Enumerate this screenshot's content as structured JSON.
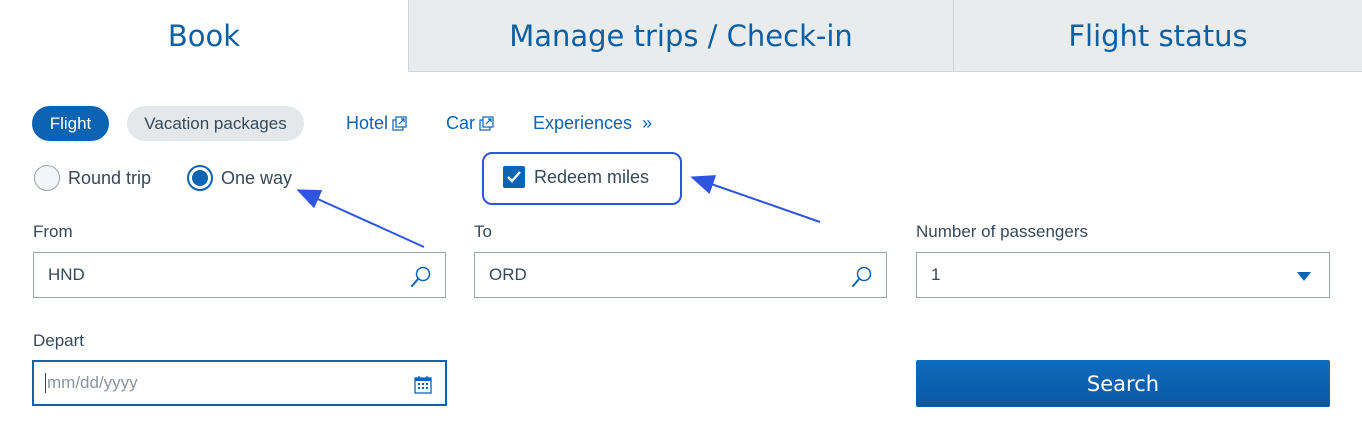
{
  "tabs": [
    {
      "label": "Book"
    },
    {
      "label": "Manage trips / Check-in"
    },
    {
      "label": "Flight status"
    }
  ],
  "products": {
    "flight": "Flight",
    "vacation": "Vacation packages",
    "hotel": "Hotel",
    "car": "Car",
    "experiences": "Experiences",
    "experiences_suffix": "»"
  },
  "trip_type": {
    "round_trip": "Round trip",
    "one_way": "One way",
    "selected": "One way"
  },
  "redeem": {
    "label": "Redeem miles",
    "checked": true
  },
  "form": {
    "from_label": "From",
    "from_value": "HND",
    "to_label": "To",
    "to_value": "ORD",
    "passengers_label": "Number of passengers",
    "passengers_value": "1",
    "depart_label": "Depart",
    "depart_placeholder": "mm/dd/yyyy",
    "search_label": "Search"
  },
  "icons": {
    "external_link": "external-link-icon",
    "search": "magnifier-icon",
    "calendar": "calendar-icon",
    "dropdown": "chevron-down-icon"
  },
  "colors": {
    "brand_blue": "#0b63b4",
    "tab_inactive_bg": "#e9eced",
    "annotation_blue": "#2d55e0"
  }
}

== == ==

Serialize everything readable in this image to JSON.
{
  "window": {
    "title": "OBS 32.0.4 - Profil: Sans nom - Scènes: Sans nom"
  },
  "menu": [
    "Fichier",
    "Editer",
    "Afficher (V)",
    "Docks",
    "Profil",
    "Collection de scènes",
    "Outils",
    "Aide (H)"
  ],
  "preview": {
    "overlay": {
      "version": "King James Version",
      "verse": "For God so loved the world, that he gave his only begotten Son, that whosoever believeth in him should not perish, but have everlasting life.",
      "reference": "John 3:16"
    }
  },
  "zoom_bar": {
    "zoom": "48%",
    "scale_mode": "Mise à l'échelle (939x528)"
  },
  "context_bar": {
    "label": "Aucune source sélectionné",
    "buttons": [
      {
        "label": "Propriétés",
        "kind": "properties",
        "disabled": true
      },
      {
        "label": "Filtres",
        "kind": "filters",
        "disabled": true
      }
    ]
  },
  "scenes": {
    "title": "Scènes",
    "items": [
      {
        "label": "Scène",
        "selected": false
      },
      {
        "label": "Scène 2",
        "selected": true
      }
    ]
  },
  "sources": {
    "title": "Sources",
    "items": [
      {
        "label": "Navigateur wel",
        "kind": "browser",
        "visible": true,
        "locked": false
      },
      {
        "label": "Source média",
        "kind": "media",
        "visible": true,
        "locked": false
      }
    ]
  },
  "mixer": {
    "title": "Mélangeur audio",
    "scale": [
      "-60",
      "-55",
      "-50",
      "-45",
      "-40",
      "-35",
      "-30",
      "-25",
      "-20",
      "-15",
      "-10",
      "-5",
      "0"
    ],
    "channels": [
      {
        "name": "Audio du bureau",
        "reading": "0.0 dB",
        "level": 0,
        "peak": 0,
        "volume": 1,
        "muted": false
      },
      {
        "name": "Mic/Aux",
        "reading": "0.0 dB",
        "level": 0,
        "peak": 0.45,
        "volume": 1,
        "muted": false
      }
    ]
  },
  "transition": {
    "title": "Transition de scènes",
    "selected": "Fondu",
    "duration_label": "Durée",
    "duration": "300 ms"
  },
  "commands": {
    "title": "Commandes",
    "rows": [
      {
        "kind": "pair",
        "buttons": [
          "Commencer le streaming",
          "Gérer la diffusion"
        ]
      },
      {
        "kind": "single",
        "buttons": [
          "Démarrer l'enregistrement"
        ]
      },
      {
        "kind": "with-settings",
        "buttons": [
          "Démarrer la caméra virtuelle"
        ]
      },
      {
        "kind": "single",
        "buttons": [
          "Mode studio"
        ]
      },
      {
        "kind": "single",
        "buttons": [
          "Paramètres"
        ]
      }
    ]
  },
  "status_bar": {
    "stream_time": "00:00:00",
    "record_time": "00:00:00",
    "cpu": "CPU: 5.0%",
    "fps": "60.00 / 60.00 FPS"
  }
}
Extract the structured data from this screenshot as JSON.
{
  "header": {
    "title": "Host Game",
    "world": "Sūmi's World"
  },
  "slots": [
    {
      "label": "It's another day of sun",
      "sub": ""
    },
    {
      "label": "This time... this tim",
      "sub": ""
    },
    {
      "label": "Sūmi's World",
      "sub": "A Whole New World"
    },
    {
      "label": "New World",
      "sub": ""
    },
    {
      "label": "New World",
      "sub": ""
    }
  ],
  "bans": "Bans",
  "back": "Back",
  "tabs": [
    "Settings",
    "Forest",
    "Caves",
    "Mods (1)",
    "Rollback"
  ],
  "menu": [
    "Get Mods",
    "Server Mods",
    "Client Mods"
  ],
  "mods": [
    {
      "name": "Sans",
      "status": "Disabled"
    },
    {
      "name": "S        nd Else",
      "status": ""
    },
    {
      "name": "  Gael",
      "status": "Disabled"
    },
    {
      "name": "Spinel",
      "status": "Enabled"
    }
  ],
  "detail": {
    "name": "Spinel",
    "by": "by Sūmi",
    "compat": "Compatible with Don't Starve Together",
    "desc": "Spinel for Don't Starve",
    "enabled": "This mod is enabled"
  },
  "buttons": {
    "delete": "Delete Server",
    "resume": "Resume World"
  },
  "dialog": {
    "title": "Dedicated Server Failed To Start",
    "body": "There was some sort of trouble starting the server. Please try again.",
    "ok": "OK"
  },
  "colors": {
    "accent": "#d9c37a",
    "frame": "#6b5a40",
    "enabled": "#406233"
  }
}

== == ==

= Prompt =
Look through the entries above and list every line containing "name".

= Written response =
        "name": "Audio du bureau",
        "name": "Mic/Aux",
      "name": "Sans",
      "name": "S        nd Else",
      "name": "  Gael",
      "name": "Spinel",
    "name": "Spinel",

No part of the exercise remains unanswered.